» **Activity**
Here are the records. Print them all exactly.

START Dataset entries

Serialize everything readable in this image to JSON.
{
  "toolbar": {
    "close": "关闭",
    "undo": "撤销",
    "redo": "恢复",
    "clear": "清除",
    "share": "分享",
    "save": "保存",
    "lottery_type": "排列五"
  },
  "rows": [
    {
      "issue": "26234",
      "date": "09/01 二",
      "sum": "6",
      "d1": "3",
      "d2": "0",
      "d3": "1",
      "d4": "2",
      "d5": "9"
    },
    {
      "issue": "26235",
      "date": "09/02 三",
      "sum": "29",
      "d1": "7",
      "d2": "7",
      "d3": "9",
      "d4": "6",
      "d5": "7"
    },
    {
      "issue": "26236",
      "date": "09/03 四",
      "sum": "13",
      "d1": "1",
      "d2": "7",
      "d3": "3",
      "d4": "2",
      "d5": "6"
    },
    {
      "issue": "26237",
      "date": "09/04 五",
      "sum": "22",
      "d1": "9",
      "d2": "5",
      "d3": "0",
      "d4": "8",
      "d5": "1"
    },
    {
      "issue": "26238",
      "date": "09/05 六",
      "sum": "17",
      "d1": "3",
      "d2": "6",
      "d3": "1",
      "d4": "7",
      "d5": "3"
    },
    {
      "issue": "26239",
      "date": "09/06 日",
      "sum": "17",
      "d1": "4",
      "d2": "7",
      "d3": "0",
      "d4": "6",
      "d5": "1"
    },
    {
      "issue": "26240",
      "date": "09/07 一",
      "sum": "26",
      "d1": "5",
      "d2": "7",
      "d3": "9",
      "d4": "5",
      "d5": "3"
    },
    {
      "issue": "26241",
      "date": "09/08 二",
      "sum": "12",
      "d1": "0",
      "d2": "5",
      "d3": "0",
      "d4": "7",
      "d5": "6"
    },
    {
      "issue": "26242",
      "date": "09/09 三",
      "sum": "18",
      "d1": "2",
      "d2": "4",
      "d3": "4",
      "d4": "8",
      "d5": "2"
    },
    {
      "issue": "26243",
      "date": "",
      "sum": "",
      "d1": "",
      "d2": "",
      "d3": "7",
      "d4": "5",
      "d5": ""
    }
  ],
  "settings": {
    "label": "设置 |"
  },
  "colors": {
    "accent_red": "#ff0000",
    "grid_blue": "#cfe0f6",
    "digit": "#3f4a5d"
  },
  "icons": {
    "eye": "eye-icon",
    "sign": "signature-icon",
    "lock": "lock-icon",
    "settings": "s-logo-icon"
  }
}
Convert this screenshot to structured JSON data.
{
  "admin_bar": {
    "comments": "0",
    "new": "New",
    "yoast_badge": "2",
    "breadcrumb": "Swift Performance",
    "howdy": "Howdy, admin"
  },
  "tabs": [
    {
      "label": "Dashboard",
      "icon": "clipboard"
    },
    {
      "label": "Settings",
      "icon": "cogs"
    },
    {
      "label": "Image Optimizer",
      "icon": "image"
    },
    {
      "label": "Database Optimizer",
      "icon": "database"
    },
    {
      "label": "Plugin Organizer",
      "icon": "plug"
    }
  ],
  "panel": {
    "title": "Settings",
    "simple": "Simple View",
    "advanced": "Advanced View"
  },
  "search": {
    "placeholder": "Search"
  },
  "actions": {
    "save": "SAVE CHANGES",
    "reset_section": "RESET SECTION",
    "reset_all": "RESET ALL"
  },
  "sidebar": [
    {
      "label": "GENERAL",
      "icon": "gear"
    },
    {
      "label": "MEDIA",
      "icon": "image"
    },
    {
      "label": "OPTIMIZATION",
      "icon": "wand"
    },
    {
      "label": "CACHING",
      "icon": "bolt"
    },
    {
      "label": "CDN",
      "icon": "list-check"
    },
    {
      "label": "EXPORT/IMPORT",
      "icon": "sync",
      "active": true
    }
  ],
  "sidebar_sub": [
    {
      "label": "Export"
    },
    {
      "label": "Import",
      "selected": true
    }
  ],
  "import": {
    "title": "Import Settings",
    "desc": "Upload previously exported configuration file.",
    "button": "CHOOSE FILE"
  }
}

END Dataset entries

» **Output for this exercise**
Serialize everything readable in this image to JSON.
{
  "toolbar": {
    "close": "关闭",
    "undo": "撤销",
    "redo": "恢复",
    "clear": "清除",
    "share": "分享",
    "save": "保存",
    "lottery_type": "排列五"
  },
  "rows": [
    {
      "issue": "26234",
      "date": "09/01 二",
      "sum": "6",
      "d1": "3",
      "d2": "0",
      "d3": "1",
      "d4": "2",
      "d5": "9"
    },
    {
      "issue": "26235",
      "date": "09/02 三",
      "sum": "29",
      "d1": "7",
      "d2": "7",
      "d3": "9",
      "d4": "6",
      "d5": "7"
    },
    {
      "issue": "26236",
      "date": "09/03 四",
      "sum": "13",
      "d1": "1",
      "d2": "7",
      "d3": "3",
      "d4": "2",
      "d5": "6"
    },
    {
      "issue": "26237",
      "date": "09/04 五",
      "sum": "22",
      "d1": "9",
      "d2": "5",
      "d3": "0",
      "d4": "8",
      "d5": "1"
    },
    {
      "issue": "26238",
      "date": "09/05 六",
      "sum": "17",
      "d1": "3",
      "d2": "6",
      "d3": "1",
      "d4": "7",
      "d5": "3"
    },
    {
      "issue": "26239",
      "date": "09/06 日",
      "sum": "17",
      "d1": "4",
      "d2": "7",
      "d3": "0",
      "d4": "6",
      "d5": "1"
    },
    {
      "issue": "26240",
      "date": "09/07 一",
      "sum": "26",
      "d1": "5",
      "d2": "7",
      "d3": "9",
      "d4": "5",
      "d5": "3"
    },
    {
      "issue": "26241",
      "date": "09/08 二",
      "sum": "12",
      "d1": "0",
      "d2": "5",
      "d3": "0",
      "d4": "7",
      "d5": "6"
    },
    {
      "issue": "26242",
      "date": "09/09 三",
      "sum": "18",
      "d1": "2",
      "d2": "4",
      "d3": "4",
      "d4": "8",
      "d5": "2"
    },
    {
      "issue": "26243",
      "date": "",
      "sum": "",
      "d1": "",
      "d2": "",
      "d3": "7",
      "d4": "5",
      "d5": ""
    }
  ],
  "settings": {
    "label": "设置 |"
  },
  "colors": {
    "accent_red": "#ff0000",
    "grid_blue": "#cfe0f6",
    "digit": "#3f4a5d"
  },
  "icons": {
    "eye": "eye-icon",
    "sign": "signature-icon",
    "lock": "lock-icon",
    "settings": "s-logo-icon"
  }
}
Convert this screenshot to structured JSON data.
{
  "admin_bar": {
    "comments": "0",
    "new": "New",
    "yoast_badge": "2",
    "breadcrumb": "Swift Performance",
    "howdy": "Howdy, admin"
  },
  "tabs": [
    {
      "label": "Dashboard",
      "icon": "clipboard"
    },
    {
      "label": "Settings",
      "icon": "cogs"
    },
    {
      "label": "Image Optimizer",
      "icon": "image"
    },
    {
      "label": "Database Optimizer",
      "icon": "database"
    },
    {
      "label": "Plugin Organizer",
      "icon": "plug"
    }
  ],
  "panel": {
    "title": "Settings",
    "simple": "Simple View",
    "advanced": "Advanced View"
  },
  "search": {
    "placeholder": "Search"
  },
  "actions": {
    "save": "SAVE CHANGES",
    "reset_section": "RESET SECTION",
    "reset_all": "RESET ALL"
  },
  "sidebar": [
    {
      "label": "GENERAL",
      "icon": "gear"
    },
    {
      "label": "MEDIA",
      "icon": "image"
    },
    {
      "label": "OPTIMIZATION",
      "icon": "wand"
    },
    {
      "label": "CACHING",
      "icon": "bolt"
    },
    {
      "label": "CDN",
      "icon": "list-check"
    },
    {
      "label": "EXPORT/IMPORT",
      "icon": "sync",
      "active": true
    }
  ],
  "sidebar_sub": [
    {
      "label": "Export"
    },
    {
      "label": "Import",
      "selected": true
    }
  ],
  "import": {
    "title": "Import Settings",
    "desc": "Upload previously exported configuration file.",
    "button": "CHOOSE FILE"
  }
}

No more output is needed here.